Exercise ▸ Retype every line below precisely as it appears.

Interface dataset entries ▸
<<<<

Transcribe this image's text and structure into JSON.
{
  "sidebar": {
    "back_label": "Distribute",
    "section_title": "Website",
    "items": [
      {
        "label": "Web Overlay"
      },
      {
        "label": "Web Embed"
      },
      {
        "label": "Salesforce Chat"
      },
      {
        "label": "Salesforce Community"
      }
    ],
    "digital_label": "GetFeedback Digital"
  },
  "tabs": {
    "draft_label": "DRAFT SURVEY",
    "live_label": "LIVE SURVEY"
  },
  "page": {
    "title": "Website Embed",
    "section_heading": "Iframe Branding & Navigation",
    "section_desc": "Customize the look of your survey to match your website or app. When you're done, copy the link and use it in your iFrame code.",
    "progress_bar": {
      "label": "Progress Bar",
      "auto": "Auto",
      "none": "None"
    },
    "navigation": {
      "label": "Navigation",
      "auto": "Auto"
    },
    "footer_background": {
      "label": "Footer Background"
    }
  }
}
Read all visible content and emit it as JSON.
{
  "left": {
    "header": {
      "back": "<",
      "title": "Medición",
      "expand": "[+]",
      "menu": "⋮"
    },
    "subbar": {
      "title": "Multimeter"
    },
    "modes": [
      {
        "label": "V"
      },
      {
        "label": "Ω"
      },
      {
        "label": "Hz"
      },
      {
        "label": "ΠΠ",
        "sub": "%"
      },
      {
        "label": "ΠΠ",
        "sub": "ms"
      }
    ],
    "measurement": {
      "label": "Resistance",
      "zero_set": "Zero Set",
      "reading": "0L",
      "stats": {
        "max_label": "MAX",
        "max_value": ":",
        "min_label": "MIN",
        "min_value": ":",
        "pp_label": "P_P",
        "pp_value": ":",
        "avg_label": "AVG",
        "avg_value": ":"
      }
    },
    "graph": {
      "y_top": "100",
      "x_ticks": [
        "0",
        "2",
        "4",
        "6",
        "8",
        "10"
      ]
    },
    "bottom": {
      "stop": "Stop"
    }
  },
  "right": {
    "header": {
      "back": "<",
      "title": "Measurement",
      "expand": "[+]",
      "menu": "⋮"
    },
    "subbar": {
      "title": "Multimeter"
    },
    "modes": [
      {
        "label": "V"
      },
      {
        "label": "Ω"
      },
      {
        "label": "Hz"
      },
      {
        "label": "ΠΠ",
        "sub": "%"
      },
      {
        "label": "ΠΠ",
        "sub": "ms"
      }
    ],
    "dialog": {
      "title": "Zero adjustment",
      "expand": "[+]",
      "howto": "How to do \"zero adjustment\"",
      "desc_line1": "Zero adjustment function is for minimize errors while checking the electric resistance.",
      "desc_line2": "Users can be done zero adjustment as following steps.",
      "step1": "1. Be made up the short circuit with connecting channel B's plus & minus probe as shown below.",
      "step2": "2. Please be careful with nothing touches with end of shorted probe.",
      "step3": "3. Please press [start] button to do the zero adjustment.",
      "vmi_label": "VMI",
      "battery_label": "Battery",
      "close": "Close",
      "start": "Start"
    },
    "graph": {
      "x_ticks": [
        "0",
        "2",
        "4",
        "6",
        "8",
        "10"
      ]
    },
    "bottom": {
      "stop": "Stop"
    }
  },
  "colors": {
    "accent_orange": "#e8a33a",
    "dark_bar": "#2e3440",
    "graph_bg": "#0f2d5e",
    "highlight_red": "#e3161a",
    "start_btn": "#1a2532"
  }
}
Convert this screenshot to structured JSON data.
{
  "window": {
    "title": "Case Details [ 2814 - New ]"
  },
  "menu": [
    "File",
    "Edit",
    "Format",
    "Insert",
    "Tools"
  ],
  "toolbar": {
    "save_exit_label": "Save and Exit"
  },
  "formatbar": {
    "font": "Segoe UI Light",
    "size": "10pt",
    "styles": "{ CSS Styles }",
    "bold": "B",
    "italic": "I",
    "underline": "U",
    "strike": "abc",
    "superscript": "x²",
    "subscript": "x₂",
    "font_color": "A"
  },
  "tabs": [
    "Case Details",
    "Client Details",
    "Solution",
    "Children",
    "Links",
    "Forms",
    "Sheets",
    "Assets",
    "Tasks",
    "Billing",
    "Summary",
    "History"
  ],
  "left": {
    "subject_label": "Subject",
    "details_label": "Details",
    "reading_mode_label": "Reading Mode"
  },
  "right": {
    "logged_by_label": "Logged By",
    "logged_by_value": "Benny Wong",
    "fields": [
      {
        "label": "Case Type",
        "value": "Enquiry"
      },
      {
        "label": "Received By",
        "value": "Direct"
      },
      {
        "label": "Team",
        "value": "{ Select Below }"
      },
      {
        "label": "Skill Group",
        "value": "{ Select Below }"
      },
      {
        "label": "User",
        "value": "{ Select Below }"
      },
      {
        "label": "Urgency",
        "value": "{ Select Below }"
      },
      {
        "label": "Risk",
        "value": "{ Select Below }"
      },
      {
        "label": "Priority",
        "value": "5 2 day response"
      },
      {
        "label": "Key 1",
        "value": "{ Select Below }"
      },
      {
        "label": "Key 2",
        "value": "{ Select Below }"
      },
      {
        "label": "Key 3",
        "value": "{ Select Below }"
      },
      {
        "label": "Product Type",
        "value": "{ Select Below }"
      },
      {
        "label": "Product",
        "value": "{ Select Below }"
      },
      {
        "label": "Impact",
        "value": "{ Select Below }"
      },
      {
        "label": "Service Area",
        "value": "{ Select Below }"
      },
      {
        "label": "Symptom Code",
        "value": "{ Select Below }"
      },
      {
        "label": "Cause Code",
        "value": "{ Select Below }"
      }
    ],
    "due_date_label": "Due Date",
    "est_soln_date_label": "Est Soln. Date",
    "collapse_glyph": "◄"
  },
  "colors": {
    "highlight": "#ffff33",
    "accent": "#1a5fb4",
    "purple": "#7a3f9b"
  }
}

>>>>

Answer space ▸
Transcribe this image's text and structure into JSON.
{
  "sidebar": {
    "back_label": "Distribute",
    "section_title": "Website",
    "items": [
      {
        "label": "Web Overlay"
      },
      {
        "label": "Web Embed"
      },
      {
        "label": "Salesforce Chat"
      },
      {
        "label": "Salesforce Community"
      }
    ],
    "digital_label": "GetFeedback Digital"
  },
  "tabs": {
    "draft_label": "DRAFT SURVEY",
    "live_label": "LIVE SURVEY"
  },
  "page": {
    "title": "Website Embed",
    "section_heading": "Iframe Branding & Navigation",
    "section_desc": "Customize the look of your survey to match your website or app. When you're done, copy the link and use it in your iFrame code.",
    "progress_bar": {
      "label": "Progress Bar",
      "auto": "Auto",
      "none": "None"
    },
    "navigation": {
      "label": "Navigation",
      "auto": "Auto"
    },
    "footer_background": {
      "label": "Footer Background"
    }
  }
}
Read all visible content and emit it as JSON.
{
  "left": {
    "header": {
      "back": "<",
      "title": "Medición",
      "expand": "[+]",
      "menu": "⋮"
    },
    "subbar": {
      "title": "Multimeter"
    },
    "modes": [
      {
        "label": "V"
      },
      {
        "label": "Ω"
      },
      {
        "label": "Hz"
      },
      {
        "label": "ΠΠ",
        "sub": "%"
      },
      {
        "label": "ΠΠ",
        "sub": "ms"
      }
    ],
    "measurement": {
      "label": "Resistance",
      "zero_set": "Zero Set",
      "reading": "0L",
      "stats": {
        "max_label": "MAX",
        "max_value": ":",
        "min_label": "MIN",
        "min_value": ":",
        "pp_label": "P_P",
        "pp_value": ":",
        "avg_label": "AVG",
        "avg_value": ":"
      }
    },
    "graph": {
      "y_top": "100",
      "x_ticks": [
        "0",
        "2",
        "4",
        "6",
        "8",
        "10"
      ]
    },
    "bottom": {
      "stop": "Stop"
    }
  },
  "right": {
    "header": {
      "back": "<",
      "title": "Measurement",
      "expand": "[+]",
      "menu": "⋮"
    },
    "subbar": {
      "title": "Multimeter"
    },
    "modes": [
      {
        "label": "V"
      },
      {
        "label": "Ω"
      },
      {
        "label": "Hz"
      },
      {
        "label": "ΠΠ",
        "sub": "%"
      },
      {
        "label": "ΠΠ",
        "sub": "ms"
      }
    ],
    "dialog": {
      "title": "Zero adjustment",
      "expand": "[+]",
      "howto": "How to do \"zero adjustment\"",
      "desc_line1": "Zero adjustment function is for minimize errors while checking the electric resistance.",
      "desc_line2": "Users can be done zero adjustment as following steps.",
      "step1": "1. Be made up the short circuit with connecting channel B's plus & minus probe as shown below.",
      "step2": "2. Please be careful with nothing touches with end of shorted probe.",
      "step3": "3. Please press [start] button to do the zero adjustment.",
      "vmi_label": "VMI",
      "battery_label": "Battery",
      "close": "Close",
      "start": "Start"
    },
    "graph": {
      "x_ticks": [
        "0",
        "2",
        "4",
        "6",
        "8",
        "10"
      ]
    },
    "bottom": {
      "stop": "Stop"
    }
  },
  "colors": {
    "accent_orange": "#e8a33a",
    "dark_bar": "#2e3440",
    "graph_bg": "#0f2d5e",
    "highlight_red": "#e3161a",
    "start_btn": "#1a2532"
  }
}
Convert this screenshot to structured JSON data.
{
  "window": {
    "title": "Case Details [ 2814 - New ]"
  },
  "menu": [
    "File",
    "Edit",
    "Format",
    "Insert",
    "Tools"
  ],
  "toolbar": {
    "save_exit_label": "Save and Exit"
  },
  "formatbar": {
    "font": "Segoe UI Light",
    "size": "10pt",
    "styles": "{ CSS Styles }",
    "bold": "B",
    "italic": "I",
    "underline": "U",
    "strike": "abc",
    "superscript": "x²",
    "subscript": "x₂",
    "font_color": "A"
  },
  "tabs": [
    "Case Details",
    "Client Details",
    "Solution",
    "Children",
    "Links",
    "Forms",
    "Sheets",
    "Assets",
    "Tasks",
    "Billing",
    "Summary",
    "History"
  ],
  "left": {
    "subject_label": "Subject",
    "details_label": "Details",
    "reading_mode_label": "Reading Mode"
  },
  "right": {
    "logged_by_label": "Logged By",
    "logged_by_value": "Benny Wong",
    "fields": [
      {
        "label": "Case Type",
        "value": "Enquiry"
      },
      {
        "label": "Received By",
        "value": "Direct"
      },
      {
        "label": "Team",
        "value": "{ Select Below }"
      },
      {
        "label": "Skill Group",
        "value": "{ Select Below }"
      },
      {
        "label": "User",
        "value": "{ Select Below }"
      },
      {
        "label": "Urgency",
        "value": "{ Select Below }"
      },
      {
        "label": "Risk",
        "value": "{ Select Below }"
      },
      {
        "label": "Priority",
        "value": "5 2 day response"
      },
      {
        "label": "Key 1",
        "value": "{ Select Below }"
      },
      {
        "label": "Key 2",
        "value": "{ Select Below }"
      },
      {
        "label": "Key 3",
        "value": "{ Select Below }"
      },
      {
        "label": "Product Type",
        "value": "{ Select Below }"
      },
      {
        "label": "Product",
        "value": "{ Select Below }"
      },
      {
        "label": "Impact",
        "value": "{ Select Below }"
      },
      {
        "label": "Service Area",
        "value": "{ Select Below }"
      },
      {
        "label": "Symptom Code",
        "value": "{ Select Below }"
      },
      {
        "label": "Cause Code",
        "value": "{ Select Below }"
      }
    ],
    "due_date_label": "Due Date",
    "est_soln_date_label": "Est Soln. Date",
    "collapse_glyph": "◄"
  },
  "colors": {
    "highlight": "#ffff33",
    "accent": "#1a5fb4",
    "purple": "#7a3f9b"
  }
}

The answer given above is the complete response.